Many great music artists have used drugs, but do drugs help you write music? In this week’s MondoBlog, we look at some facts and decide for ourselves.
Do drugs help you write music? In the US and Europe, the debate goes back to the early 20th century.
In 1933, Cab Calloway sang “Reefer Man.” Swing and jazz artists often had references to pot smoking in their songs. But the Great Depression and WWII shifted the focus of the world’s lyrics, and drugs didn’t openly come back into music for about 30 years.
The sixties and seventies turned drug use into a fertile field of music from artists like Janis Joplin, the Doors, and the Beatles. John Lennon told Rolling Stone in 1972 that, “‘Rubber Soul’ was the pot album and ‘Revolver’ was the acid.”
More recently, Miley Cyrus admitted she supports “happy drugs” like pot and MDMA. “They make you want to be with friends,” she said.

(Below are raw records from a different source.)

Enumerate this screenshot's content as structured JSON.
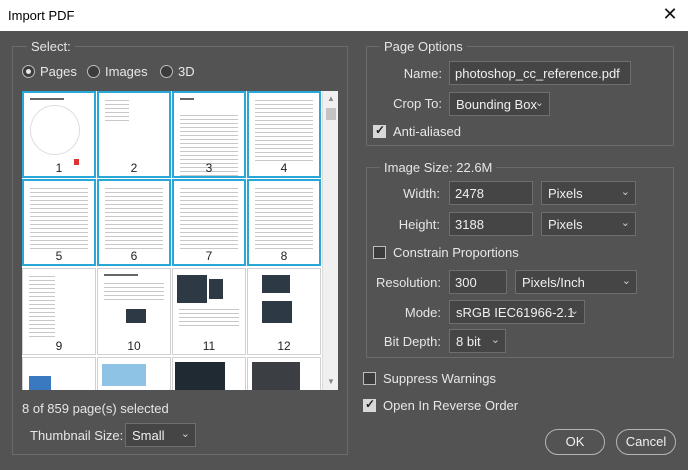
{
  "window": {
    "title": "Import PDF"
  },
  "select": {
    "legend": "Select:",
    "options": [
      {
        "label": "Pages",
        "checked": true
      },
      {
        "label": "Images",
        "checked": false
      },
      {
        "label": "3D",
        "checked": false
      }
    ],
    "pages": [
      {
        "num": "1",
        "selected": true
      },
      {
        "num": "2",
        "selected": true
      },
      {
        "num": "3",
        "selected": true
      },
      {
        "num": "4",
        "selected": true
      },
      {
        "num": "5",
        "selected": true
      },
      {
        "num": "6",
        "selected": true
      },
      {
        "num": "7",
        "selected": true
      },
      {
        "num": "8",
        "selected": true
      },
      {
        "num": "9",
        "selected": false
      },
      {
        "num": "10",
        "selected": false
      },
      {
        "num": "11",
        "selected": false
      },
      {
        "num": "12",
        "selected": false
      }
    ],
    "status": "8 of 859 page(s) selected",
    "thumbnail_size_label": "Thumbnail Size:",
    "thumbnail_size_value": "Small"
  },
  "page_options": {
    "legend": "Page Options",
    "name_label": "Name:",
    "name_value": "photoshop_cc_reference.pdf",
    "crop_label": "Crop To:",
    "crop_value": "Bounding Box",
    "anti_aliased_label": "Anti-aliased",
    "anti_aliased_checked": true
  },
  "image_size": {
    "legend": "Image Size: 22.6M",
    "width_label": "Width:",
    "width_value": "2478",
    "width_unit": "Pixels",
    "height_label": "Height:",
    "height_value": "3188",
    "height_unit": "Pixels",
    "constrain_label": "Constrain Proportions",
    "constrain_checked": false,
    "resolution_label": "Resolution:",
    "resolution_value": "300",
    "resolution_unit": "Pixels/Inch",
    "mode_label": "Mode:",
    "mode_value": "sRGB IEC61966-2.1",
    "bitdepth_label": "Bit Depth:",
    "bitdepth_value": "8 bit"
  },
  "options": {
    "suppress_warnings_label": "Suppress Warnings",
    "suppress_warnings_checked": false,
    "reverse_order_label": "Open In Reverse Order",
    "reverse_order_checked": true
  },
  "buttons": {
    "ok": "OK",
    "cancel": "Cancel"
  },
  "colors": {
    "background": "#535353",
    "selection": "#29a7d8",
    "titlebar": "#ffffff"
  }
}
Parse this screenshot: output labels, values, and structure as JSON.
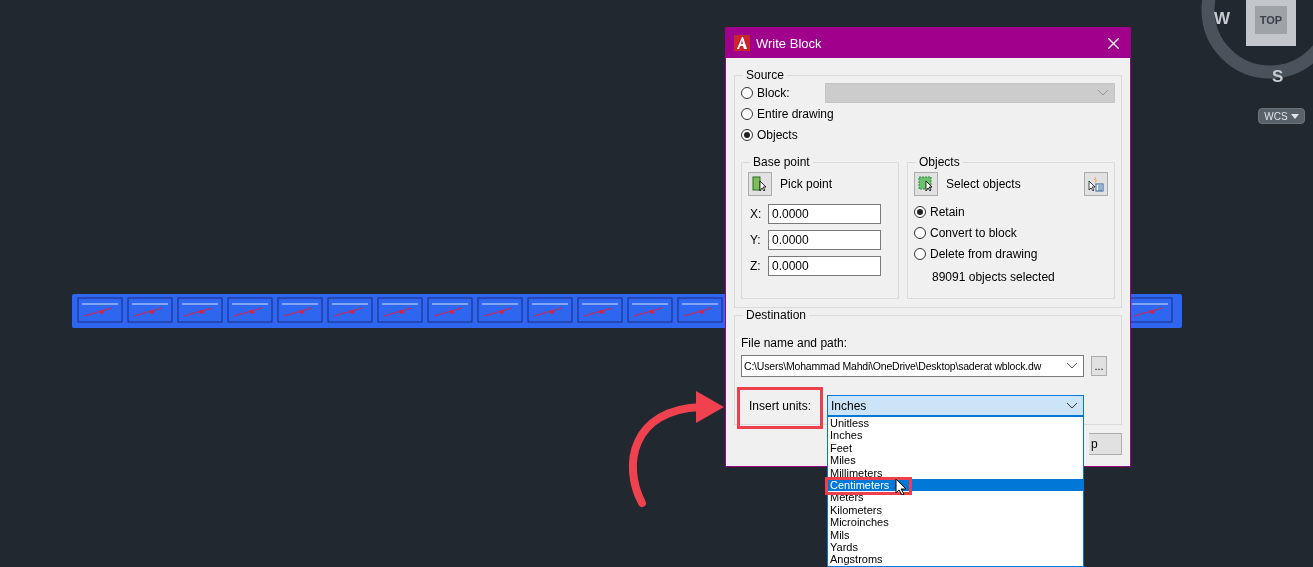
{
  "view_cube": {
    "west": "W",
    "face": "TOP",
    "south": "S"
  },
  "ucs_menu": {
    "label": "WCS"
  },
  "dialog": {
    "title": "Write Block",
    "source": {
      "label": "Source",
      "options": [
        {
          "label": "Block:",
          "selected": false
        },
        {
          "label": "Entire drawing",
          "selected": false
        },
        {
          "label": "Objects",
          "selected": true
        }
      ],
      "block_field": {
        "disabled": true
      }
    },
    "base_point": {
      "label": "Base point",
      "pick_button": "Pick point",
      "coords": [
        {
          "axis": "X:",
          "value": "0.0000"
        },
        {
          "axis": "Y:",
          "value": "0.0000"
        },
        {
          "axis": "Z:",
          "value": "0.0000"
        }
      ]
    },
    "objects": {
      "label": "Objects",
      "select_button": "Select objects",
      "modes": [
        {
          "label": "Retain",
          "selected": true
        },
        {
          "label": "Convert to block",
          "selected": false
        },
        {
          "label": "Delete from drawing",
          "selected": false
        }
      ],
      "count": "89091 objects selected"
    },
    "destination": {
      "label": "Destination",
      "file_label": "File name and path:",
      "file_value": "C:\\Users\\Mohammad Mahdi\\OneDrive\\Desktop\\saderat wblock.dw",
      "browse": "...",
      "units_label": "Insert units:",
      "units": {
        "value": "Inches",
        "expanded": true,
        "items": [
          {
            "label": "Unitless",
            "highlighted": false
          },
          {
            "label": "Inches",
            "highlighted": false
          },
          {
            "label": "Feet",
            "highlighted": false
          },
          {
            "label": "Miles",
            "highlighted": false
          },
          {
            "label": "Millimeters",
            "highlighted": false
          },
          {
            "label": "Centimeters",
            "highlighted": true
          },
          {
            "label": "Meters",
            "highlighted": false
          },
          {
            "label": "Kilometers",
            "highlighted": false
          },
          {
            "label": "Microinches",
            "highlighted": false
          },
          {
            "label": "Mils",
            "highlighted": false
          },
          {
            "label": "Yards",
            "highlighted": false
          },
          {
            "label": "Angstroms",
            "highlighted": false
          }
        ]
      }
    },
    "help_button": "p"
  }
}
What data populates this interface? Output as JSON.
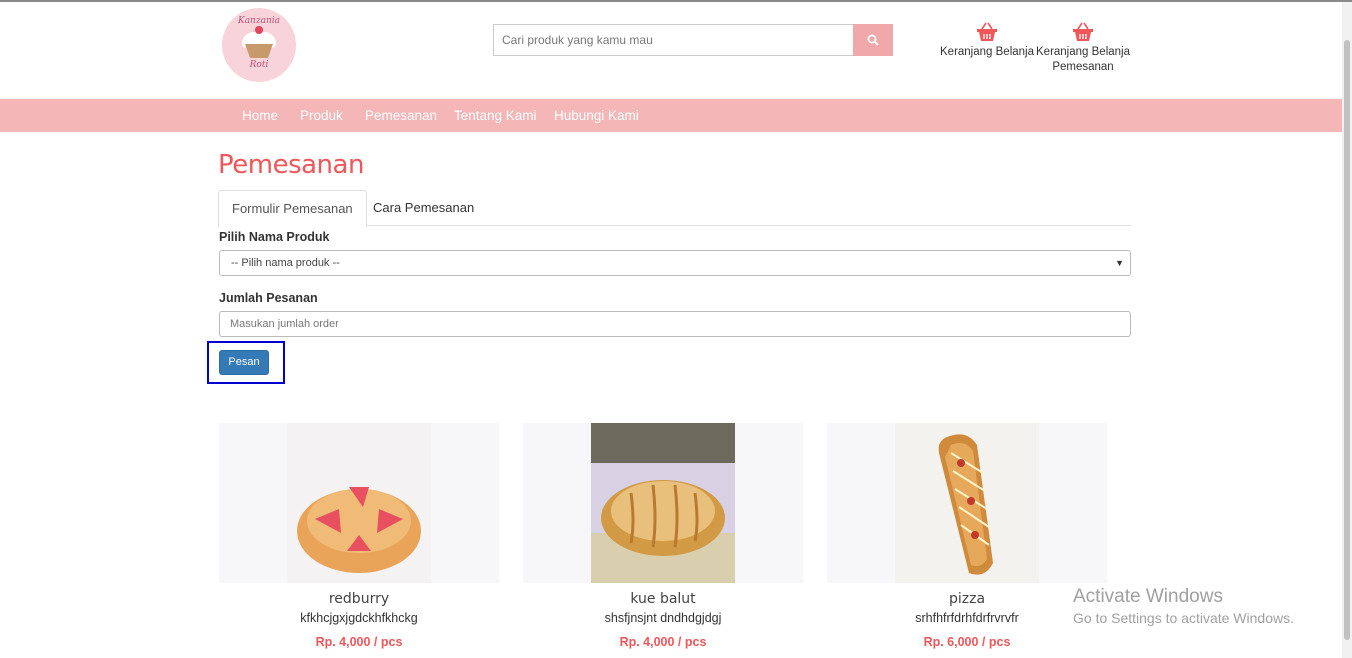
{
  "header": {
    "logo_text_top": "Kanzania",
    "logo_text_bottom": "Roti",
    "search_placeholder": "Cari produk yang kamu mau",
    "cart_label": "Keranjang Belanja",
    "order_cart_label_line1": "Keranjang Belanja",
    "order_cart_label_line2": "Pemesanan",
    "search_icon": "search-icon",
    "cart_icon": "basket-icon"
  },
  "nav": {
    "items": [
      "Home",
      "Produk",
      "Pemesanan",
      "Tentang Kami",
      "Hubungi Kami"
    ]
  },
  "main": {
    "title": "Pemesanan",
    "tabs": [
      "Formulir Pemesanan",
      "Cara Pemesanan"
    ],
    "product_label": "Pilih Nama Produk",
    "product_select_value": "-- Pilih nama produk --",
    "quantity_label": "Jumlah Pesanan",
    "quantity_placeholder": "Masukan jumlah order",
    "submit_label": "Pesan"
  },
  "products": [
    {
      "name": "redburry",
      "desc": "kfkhcjgxjgdckhfkhckg",
      "price": "Rp. 4,000 / pcs"
    },
    {
      "name": "kue balut",
      "desc": "shsfjnsjnt dndhdgjdgj",
      "price": "Rp. 4,000 / pcs"
    },
    {
      "name": "pizza",
      "desc": "srhfhfrfdrhfdrfrvrvfr",
      "price": "Rp. 6,000 / pcs"
    }
  ],
  "watermark": {
    "line1": "Activate Windows",
    "line2": "Go to Settings to activate Windows."
  },
  "colors": {
    "accent": "#f0575a",
    "nav_bg": "#f4b6b7",
    "button": "#337ab7",
    "search_btn": "#f0a8aa"
  }
}
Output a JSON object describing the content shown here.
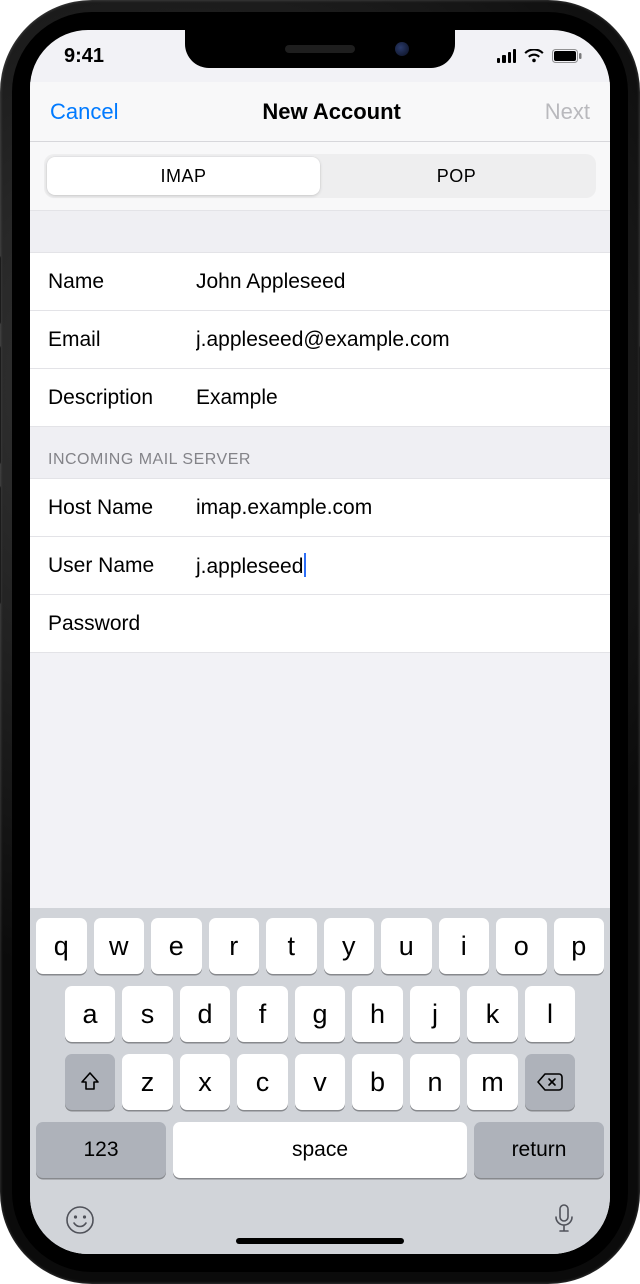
{
  "status": {
    "time": "9:41"
  },
  "nav": {
    "cancel": "Cancel",
    "title": "New Account",
    "next": "Next"
  },
  "seg": {
    "imap": "IMAP",
    "pop": "POP",
    "active": "IMAP"
  },
  "account": {
    "name_label": "Name",
    "name_value": "John Appleseed",
    "email_label": "Email",
    "email_value": "j.appleseed@example.com",
    "desc_label": "Description",
    "desc_value": "Example"
  },
  "incoming": {
    "header": "INCOMING MAIL SERVER",
    "host_label": "Host Name",
    "host_value": "imap.example.com",
    "user_label": "User Name",
    "user_value": "j.appleseed",
    "pass_label": "Password",
    "pass_value": ""
  },
  "keyboard": {
    "row1": [
      "q",
      "w",
      "e",
      "r",
      "t",
      "y",
      "u",
      "i",
      "o",
      "p"
    ],
    "row2": [
      "a",
      "s",
      "d",
      "f",
      "g",
      "h",
      "j",
      "k",
      "l"
    ],
    "row3": [
      "z",
      "x",
      "c",
      "v",
      "b",
      "n",
      "m"
    ],
    "k123": "123",
    "space": "space",
    "return": "return"
  }
}
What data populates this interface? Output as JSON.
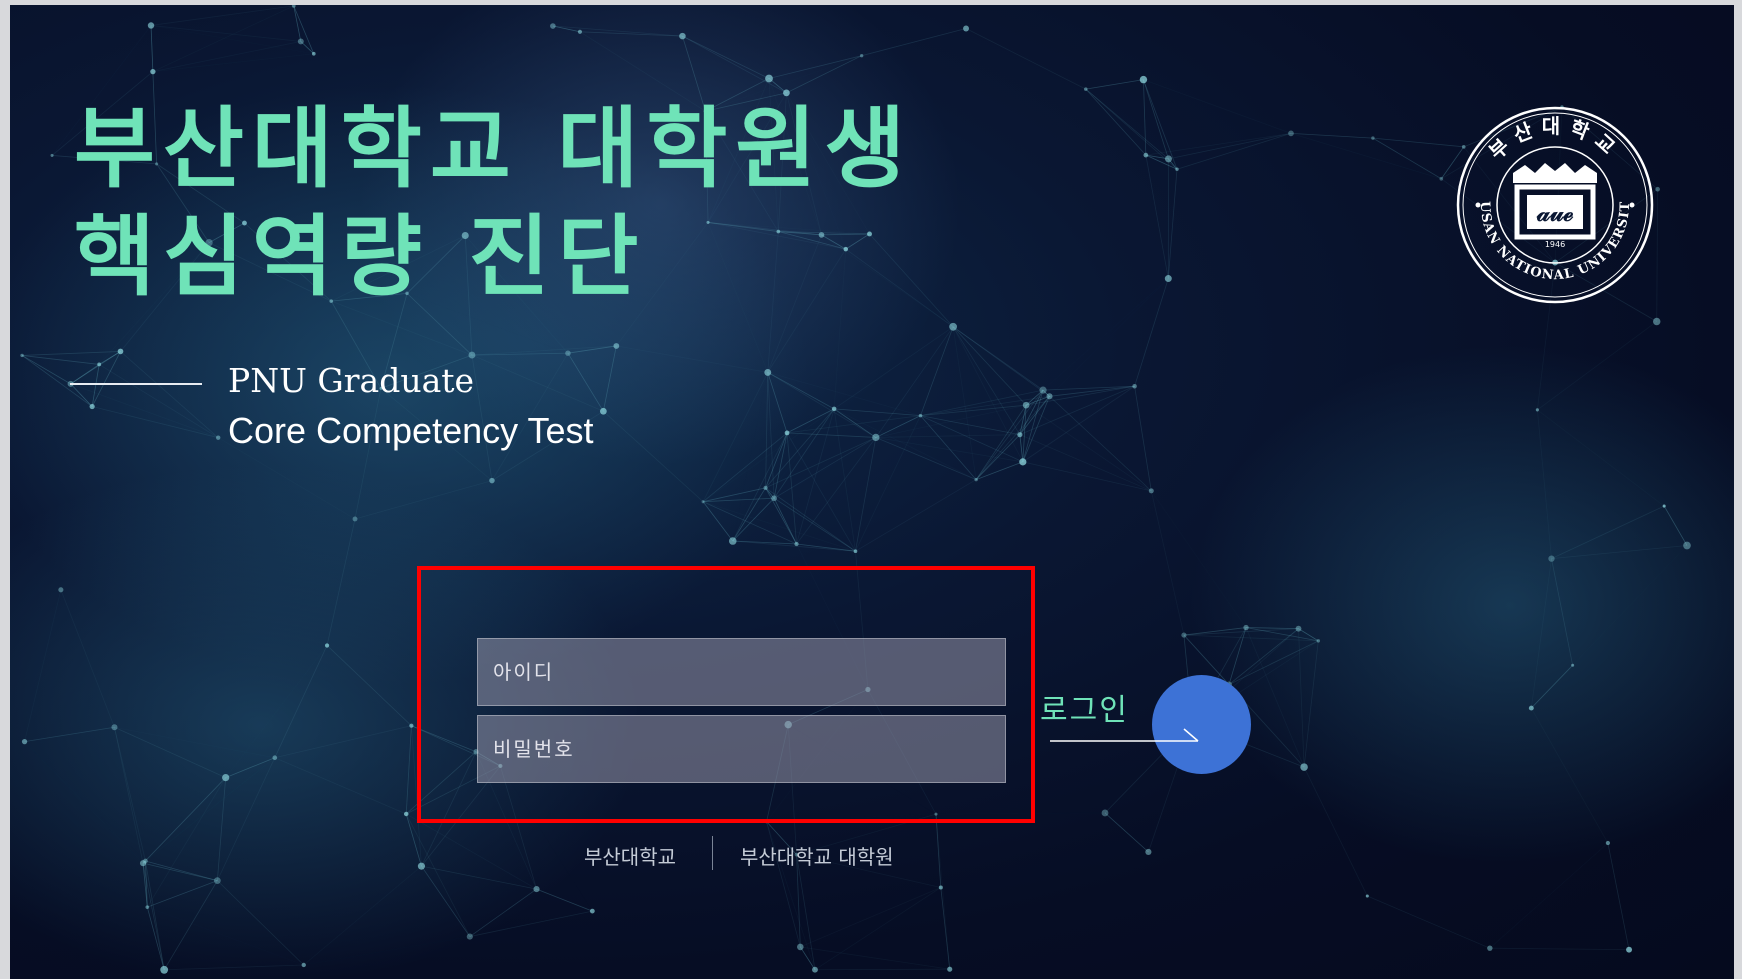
{
  "header": {
    "title_line_1": "부산대학교 대학원생",
    "title_line_2": "핵심역량 진단",
    "subtitle_en_1": "PNU Graduate",
    "subtitle_en_2": "Core Competency Test"
  },
  "logo": {
    "ring_text_top": "부산대학교",
    "ring_text_bottom": "PUSAN NATIONAL UNIVERSITY",
    "emblem_text": "𝒶𝓊ℯ",
    "year": "1946",
    "icon": "university-seal"
  },
  "login": {
    "id_placeholder": "아이디",
    "password_placeholder": "비밀번호",
    "button_label": "로그인"
  },
  "footer": {
    "links": [
      "부산대학교",
      "부산대학교 대학원"
    ]
  },
  "colors": {
    "title": "#6fe3b8",
    "button_circle": "#3d72d6",
    "highlight_border": "#ff0000",
    "background": "#060d24"
  }
}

Madonna said on the Tonight Show that MDMA causes “euphoric feelings of love” and defended her lyrics about it.
And of course, artists often use more than just heavy-hitting drugs like hallucinogens. Coffee and cigarettes may seem mild as creativity enhancers, but millions of artists use them.
Stephen King, one of the world’s most prolific writers (and frontman of the Rock Bottom Remainders) says in On Writing, “I think it was quitting smoking that slowed me down; nicotine is a great synapse enhancer. The problem, of course, is that it’s killing you at the same time it’s helping you compose.”
Which brings us to the obvious counterargument: even if drugs help you write music, should artists use them?
Chris Cornell’s wife probably doesn’t think so.
The Soundgarden singer, who committed suicide in 2017, may have died of depression, not drugs. His wife said at the time, though, “I noticed he was slurring his words; he was different. When he told me he may have taken an extra Ativan or two, I contacted security and asked that they check on him.”
When Cornell died, all the songs he could have written died with him. Other artists whose drug use may have contributed to their deaths include Jimi Hendrix, Kurt Cobain, Scott Weiland, and scores more. That’s a ton of unwritten music.
Artists whose tobacco use contributed to their deaths include Louis Armstrong, Count Basie, Nat “King” Cole, Duke Ellington, Lou Rawls, Serge Gainsbourg, George Harrison, Roy Orbison, Frank Sinatra, and even the great Russian composer Shostakovich.
Let’s not even get into alcohol.
But when we ask, do drugs help you write music? we do need to consider that many of the very best musicians have been stone-cold sober.
The Melvins make an interesting argument for sober music because totally sober singer/songwriter “King Buzzo” Osborne grew up as close friends with Kurt Cobain. They have shared band members including bassist Krist Novoselic and drummer Dale Crover.
Kurt Cobain even produced many sessions of one Melvins album, “Houdini,” until the band fired Cobain for being “out of control” on drugs.
In the end, the Melvins have recorded nearly 10 times as much music as Nirvana.
Is Nirvana 10 times better than the Melvins? That’s a hard sell.
Other sober music artists include Calvin Harris, Anthony Kiedis, Ozzy Osborne, Trent Reznor, Tom Waits, James Hetfield, Ringo Starr, Elton John, Eric Clapton, and the legendary David Bowie.
So do drugs help you write music? Artists need to answer that for themselves. Finding reasons to use them might prove difficult with titanic minds proving it can be done sober, though.
After all, everyone in the above list of sober musicians is still making music except Bowie. And our beloved Bowie died of liver cancer, decades after he beat alcoholism.
Hear him talk about the importance sobriety plays in his music here.
That’s enough about drugs in music for now. Don’t miss last week’s bit on putting live instruments in EDM, and stay tuned next week for another MondoBlog you beautiful, brilliant people, you.